Assigned task → Would you work out how many lines below include the word "title"? Only that number is wanted.

Entries supplied →
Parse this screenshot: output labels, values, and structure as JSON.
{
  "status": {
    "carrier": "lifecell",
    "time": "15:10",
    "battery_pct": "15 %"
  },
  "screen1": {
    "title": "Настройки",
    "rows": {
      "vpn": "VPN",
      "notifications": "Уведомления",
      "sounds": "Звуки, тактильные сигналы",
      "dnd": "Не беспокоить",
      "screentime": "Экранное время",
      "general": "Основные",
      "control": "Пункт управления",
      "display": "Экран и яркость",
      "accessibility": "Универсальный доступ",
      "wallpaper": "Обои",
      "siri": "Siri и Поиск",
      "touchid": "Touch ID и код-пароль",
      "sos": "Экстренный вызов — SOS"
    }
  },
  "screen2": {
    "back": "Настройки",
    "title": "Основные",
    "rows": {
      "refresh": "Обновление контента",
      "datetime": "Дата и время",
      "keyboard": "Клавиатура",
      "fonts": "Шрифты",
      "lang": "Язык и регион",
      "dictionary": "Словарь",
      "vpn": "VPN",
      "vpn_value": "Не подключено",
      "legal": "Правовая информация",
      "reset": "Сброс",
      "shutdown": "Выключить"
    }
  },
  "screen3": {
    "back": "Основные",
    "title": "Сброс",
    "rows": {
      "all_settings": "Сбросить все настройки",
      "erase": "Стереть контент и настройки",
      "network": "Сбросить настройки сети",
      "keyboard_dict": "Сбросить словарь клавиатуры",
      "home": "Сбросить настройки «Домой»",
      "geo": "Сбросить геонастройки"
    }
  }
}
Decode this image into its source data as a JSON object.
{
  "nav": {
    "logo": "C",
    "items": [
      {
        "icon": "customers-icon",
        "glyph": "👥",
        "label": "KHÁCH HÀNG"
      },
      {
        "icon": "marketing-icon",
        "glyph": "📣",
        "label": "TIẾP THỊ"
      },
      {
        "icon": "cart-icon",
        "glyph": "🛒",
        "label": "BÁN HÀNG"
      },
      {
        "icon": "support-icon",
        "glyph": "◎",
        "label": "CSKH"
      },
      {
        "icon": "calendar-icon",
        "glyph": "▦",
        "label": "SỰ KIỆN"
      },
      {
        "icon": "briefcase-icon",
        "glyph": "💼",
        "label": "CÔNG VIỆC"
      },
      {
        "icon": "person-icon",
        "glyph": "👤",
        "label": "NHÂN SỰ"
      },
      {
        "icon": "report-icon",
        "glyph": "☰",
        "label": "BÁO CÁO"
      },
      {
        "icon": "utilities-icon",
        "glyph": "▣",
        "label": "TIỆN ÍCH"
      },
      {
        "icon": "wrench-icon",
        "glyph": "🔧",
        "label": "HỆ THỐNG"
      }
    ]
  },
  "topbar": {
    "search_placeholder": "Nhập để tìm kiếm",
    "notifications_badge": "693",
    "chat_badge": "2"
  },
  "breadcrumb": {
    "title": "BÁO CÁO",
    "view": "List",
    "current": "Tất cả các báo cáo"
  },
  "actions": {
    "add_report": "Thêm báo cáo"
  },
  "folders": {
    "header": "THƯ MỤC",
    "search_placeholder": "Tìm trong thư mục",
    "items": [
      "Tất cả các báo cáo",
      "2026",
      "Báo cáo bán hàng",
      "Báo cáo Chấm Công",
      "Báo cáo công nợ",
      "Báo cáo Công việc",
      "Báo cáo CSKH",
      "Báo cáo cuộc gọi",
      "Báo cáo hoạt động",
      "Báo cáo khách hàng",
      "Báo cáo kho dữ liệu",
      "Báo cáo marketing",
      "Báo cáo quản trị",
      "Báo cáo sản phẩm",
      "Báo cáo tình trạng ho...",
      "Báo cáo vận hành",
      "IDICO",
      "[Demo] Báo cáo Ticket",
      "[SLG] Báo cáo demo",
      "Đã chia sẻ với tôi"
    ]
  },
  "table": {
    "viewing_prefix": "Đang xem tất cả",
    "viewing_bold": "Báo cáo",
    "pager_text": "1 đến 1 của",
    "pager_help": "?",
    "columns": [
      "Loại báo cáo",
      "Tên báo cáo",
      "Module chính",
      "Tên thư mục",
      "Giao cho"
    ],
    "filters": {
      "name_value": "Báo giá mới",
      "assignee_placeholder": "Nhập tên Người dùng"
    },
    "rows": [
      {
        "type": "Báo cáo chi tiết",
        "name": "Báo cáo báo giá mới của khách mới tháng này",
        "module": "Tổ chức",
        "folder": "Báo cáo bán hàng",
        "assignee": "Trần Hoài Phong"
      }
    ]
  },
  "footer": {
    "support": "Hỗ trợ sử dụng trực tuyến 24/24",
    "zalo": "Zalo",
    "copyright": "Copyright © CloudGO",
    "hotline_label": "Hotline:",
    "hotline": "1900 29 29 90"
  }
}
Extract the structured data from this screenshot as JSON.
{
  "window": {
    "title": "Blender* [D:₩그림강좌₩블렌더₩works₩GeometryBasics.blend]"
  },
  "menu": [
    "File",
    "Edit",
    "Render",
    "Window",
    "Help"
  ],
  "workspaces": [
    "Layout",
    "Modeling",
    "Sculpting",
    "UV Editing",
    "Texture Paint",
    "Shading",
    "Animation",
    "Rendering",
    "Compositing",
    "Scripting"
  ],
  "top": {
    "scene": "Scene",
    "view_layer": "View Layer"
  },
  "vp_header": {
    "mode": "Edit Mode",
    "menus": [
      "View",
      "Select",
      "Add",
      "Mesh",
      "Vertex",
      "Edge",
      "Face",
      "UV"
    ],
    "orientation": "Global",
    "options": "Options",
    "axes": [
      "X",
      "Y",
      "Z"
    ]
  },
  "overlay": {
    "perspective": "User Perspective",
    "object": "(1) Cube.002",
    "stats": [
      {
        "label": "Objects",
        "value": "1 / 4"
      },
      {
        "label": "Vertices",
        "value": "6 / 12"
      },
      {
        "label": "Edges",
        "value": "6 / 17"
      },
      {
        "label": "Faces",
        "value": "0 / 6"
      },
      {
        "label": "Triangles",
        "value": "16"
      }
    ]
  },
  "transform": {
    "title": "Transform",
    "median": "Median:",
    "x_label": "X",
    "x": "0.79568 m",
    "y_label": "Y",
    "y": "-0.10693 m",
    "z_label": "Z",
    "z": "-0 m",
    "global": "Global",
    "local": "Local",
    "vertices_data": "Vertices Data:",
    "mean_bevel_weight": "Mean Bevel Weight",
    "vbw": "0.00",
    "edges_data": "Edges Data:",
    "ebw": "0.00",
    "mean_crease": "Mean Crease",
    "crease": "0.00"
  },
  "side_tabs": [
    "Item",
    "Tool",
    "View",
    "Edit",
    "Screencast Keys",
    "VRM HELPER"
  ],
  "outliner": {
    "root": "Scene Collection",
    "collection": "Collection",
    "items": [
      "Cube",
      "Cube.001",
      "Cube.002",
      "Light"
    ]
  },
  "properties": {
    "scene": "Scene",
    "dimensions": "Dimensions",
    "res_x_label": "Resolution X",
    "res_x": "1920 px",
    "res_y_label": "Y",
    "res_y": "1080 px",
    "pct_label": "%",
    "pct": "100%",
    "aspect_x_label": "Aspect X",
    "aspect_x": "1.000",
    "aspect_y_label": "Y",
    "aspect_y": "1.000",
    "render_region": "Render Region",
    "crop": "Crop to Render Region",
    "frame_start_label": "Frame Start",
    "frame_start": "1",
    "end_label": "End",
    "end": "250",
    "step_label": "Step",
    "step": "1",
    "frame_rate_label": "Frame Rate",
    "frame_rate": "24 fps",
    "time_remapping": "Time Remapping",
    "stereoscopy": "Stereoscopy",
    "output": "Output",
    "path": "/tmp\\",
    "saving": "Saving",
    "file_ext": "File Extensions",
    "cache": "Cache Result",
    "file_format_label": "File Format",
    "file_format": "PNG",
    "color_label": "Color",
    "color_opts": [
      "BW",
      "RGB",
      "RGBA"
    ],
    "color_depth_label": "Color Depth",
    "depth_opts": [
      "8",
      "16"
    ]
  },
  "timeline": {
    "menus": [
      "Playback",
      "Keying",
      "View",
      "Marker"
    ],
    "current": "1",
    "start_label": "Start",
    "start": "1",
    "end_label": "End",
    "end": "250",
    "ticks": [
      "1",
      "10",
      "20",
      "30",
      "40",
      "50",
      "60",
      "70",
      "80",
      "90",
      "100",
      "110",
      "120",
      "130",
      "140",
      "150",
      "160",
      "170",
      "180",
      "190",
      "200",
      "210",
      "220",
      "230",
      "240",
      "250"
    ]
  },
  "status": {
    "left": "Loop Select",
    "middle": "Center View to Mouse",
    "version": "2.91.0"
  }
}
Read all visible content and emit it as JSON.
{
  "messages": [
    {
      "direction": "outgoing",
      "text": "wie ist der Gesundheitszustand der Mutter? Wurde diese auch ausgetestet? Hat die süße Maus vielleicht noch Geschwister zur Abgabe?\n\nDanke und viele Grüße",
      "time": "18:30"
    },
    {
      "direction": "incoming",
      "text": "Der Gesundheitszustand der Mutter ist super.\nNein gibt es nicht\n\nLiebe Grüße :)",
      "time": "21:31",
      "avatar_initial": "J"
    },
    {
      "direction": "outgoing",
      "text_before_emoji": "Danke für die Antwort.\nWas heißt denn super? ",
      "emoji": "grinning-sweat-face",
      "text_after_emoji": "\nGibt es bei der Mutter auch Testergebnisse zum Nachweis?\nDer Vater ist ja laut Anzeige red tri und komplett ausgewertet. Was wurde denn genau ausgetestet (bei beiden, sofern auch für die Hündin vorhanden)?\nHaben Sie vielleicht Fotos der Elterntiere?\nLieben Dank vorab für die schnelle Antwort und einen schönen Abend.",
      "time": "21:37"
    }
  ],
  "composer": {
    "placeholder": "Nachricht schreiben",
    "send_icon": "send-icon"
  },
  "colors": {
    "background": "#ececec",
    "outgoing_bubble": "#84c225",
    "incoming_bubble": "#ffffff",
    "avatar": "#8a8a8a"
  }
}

Solution to the problem → 6